■ Work item ■
This exercise asks for the entries below to be printed exactly.

■ Records for processing ■
■ ■ ■ ■ ■ ■ ■

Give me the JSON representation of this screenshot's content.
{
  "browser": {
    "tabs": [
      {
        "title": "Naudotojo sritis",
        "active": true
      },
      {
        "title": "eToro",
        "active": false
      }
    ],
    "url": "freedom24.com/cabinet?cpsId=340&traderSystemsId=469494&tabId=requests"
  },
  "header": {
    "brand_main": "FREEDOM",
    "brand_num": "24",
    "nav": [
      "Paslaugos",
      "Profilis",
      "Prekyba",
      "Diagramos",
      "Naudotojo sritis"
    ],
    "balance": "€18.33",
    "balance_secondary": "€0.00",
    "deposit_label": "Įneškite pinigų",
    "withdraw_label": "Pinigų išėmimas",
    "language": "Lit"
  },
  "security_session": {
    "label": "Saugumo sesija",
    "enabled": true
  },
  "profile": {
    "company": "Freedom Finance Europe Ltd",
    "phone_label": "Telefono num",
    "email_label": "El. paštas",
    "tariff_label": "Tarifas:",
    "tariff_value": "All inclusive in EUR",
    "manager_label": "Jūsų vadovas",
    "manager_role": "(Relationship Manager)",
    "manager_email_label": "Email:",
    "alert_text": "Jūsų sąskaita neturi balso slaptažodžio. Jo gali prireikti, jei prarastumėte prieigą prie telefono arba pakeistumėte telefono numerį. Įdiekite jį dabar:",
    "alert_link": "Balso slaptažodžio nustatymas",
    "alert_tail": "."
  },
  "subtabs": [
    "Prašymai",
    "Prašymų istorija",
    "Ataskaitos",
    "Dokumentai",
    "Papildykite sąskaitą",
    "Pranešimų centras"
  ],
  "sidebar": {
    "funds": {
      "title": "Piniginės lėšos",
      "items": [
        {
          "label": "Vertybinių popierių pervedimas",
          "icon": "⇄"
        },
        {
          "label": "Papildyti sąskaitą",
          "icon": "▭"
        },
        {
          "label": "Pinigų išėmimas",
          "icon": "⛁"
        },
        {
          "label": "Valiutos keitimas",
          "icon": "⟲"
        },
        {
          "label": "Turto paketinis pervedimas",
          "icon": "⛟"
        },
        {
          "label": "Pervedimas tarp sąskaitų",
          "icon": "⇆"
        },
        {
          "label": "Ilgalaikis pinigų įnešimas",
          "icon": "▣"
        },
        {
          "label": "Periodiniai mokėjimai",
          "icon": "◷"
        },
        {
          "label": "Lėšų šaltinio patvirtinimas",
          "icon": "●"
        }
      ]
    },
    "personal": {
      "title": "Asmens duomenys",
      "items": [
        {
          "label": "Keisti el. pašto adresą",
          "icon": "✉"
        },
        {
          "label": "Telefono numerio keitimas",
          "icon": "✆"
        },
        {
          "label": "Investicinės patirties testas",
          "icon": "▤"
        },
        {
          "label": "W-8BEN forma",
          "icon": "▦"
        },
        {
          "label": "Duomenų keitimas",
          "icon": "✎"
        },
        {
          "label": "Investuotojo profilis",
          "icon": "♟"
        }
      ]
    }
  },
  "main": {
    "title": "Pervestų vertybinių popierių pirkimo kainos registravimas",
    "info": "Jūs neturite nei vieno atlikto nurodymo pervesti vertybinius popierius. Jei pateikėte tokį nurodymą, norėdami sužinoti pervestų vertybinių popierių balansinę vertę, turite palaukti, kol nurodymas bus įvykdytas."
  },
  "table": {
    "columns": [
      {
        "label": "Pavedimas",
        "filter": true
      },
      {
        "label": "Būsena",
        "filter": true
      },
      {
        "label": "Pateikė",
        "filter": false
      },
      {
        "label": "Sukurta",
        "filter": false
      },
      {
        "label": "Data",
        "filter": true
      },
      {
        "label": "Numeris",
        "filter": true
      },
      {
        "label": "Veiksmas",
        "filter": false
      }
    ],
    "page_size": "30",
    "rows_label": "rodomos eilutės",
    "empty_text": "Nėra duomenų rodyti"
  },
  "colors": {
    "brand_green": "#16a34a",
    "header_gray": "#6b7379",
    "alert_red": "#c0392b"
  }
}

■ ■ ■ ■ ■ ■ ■

■ Answer to the problem ■
Give me the JSON representation of this screenshot's content.
{
  "browser": {
    "tabs": [
      {
        "title": "Naudotojo sritis",
        "active": true
      },
      {
        "title": "eToro",
        "active": false
      }
    ],
    "url": "freedom24.com/cabinet?cpsId=340&traderSystemsId=469494&tabId=requests"
  },
  "header": {
    "brand_main": "FREEDOM",
    "brand_num": "24",
    "nav": [
      "Paslaugos",
      "Profilis",
      "Prekyba",
      "Diagramos",
      "Naudotojo sritis"
    ],
    "balance": "€18.33",
    "balance_secondary": "€0.00",
    "deposit_label": "Įneškite pinigų",
    "withdraw_label": "Pinigų išėmimas",
    "language": "Lit"
  },
  "security_session": {
    "label": "Saugumo sesija",
    "enabled": true
  },
  "profile": {
    "company": "Freedom Finance Europe Ltd",
    "phone_label": "Telefono num",
    "email_label": "El. paštas",
    "tariff_label": "Tarifas:",
    "tariff_value": "All inclusive in EUR",
    "manager_label": "Jūsų vadovas",
    "manager_role": "(Relationship Manager)",
    "manager_email_label": "Email:",
    "alert_text": "Jūsų sąskaita neturi balso slaptažodžio. Jo gali prireikti, jei prarastumėte prieigą prie telefono arba pakeistumėte telefono numerį. Įdiekite jį dabar:",
    "alert_link": "Balso slaptažodžio nustatymas",
    "alert_tail": "."
  },
  "subtabs": [
    "Prašymai",
    "Prašymų istorija",
    "Ataskaitos",
    "Dokumentai",
    "Papildykite sąskaitą",
    "Pranešimų centras"
  ],
  "sidebar": {
    "funds": {
      "title": "Piniginės lėšos",
      "items": [
        {
          "label": "Vertybinių popierių pervedimas",
          "icon": "⇄"
        },
        {
          "label": "Papildyti sąskaitą",
          "icon": "▭"
        },
        {
          "label": "Pinigų išėmimas",
          "icon": "⛁"
        },
        {
          "label": "Valiutos keitimas",
          "icon": "⟲"
        },
        {
          "label": "Turto paketinis pervedimas",
          "icon": "⛟"
        },
        {
          "label": "Pervedimas tarp sąskaitų",
          "icon": "⇆"
        },
        {
          "label": "Ilgalaikis pinigų įnešimas",
          "icon": "▣"
        },
        {
          "label": "Periodiniai mokėjimai",
          "icon": "◷"
        },
        {
          "label": "Lėšų šaltinio patvirtinimas",
          "icon": "●"
        }
      ]
    },
    "personal": {
      "title": "Asmens duomenys",
      "items": [
        {
          "label": "Keisti el. pašto adresą",
          "icon": "✉"
        },
        {
          "label": "Telefono numerio keitimas",
          "icon": "✆"
        },
        {
          "label": "Investicinės patirties testas",
          "icon": "▤"
        },
        {
          "label": "W-8BEN forma",
          "icon": "▦"
        },
        {
          "label": "Duomenų keitimas",
          "icon": "✎"
        },
        {
          "label": "Investuotojo profilis",
          "icon": "♟"
        }
      ]
    }
  },
  "main": {
    "title": "Pervestų vertybinių popierių pirkimo kainos registravimas",
    "info": "Jūs neturite nei vieno atlikto nurodymo pervesti vertybinius popierius. Jei pateikėte tokį nurodymą, norėdami sužinoti pervestų vertybinių popierių balansinę vertę, turite palaukti, kol nurodymas bus įvykdytas."
  },
  "table": {
    "columns": [
      {
        "label": "Pavedimas",
        "filter": true
      },
      {
        "label": "Būsena",
        "filter": true
      },
      {
        "label": "Pateikė",
        "filter": false
      },
      {
        "label": "Sukurta",
        "filter": false
      },
      {
        "label": "Data",
        "filter": true
      },
      {
        "label": "Numeris",
        "filter": true
      },
      {
        "label": "Veiksmas",
        "filter": false
      }
    ],
    "page_size": "30",
    "rows_label": "rodomos eilutės",
    "empty_text": "Nėra duomenų rodyti"
  },
  "colors": {
    "brand_green": "#16a34a",
    "header_gray": "#6b7379",
    "alert_red": "#c0392b"
  }
}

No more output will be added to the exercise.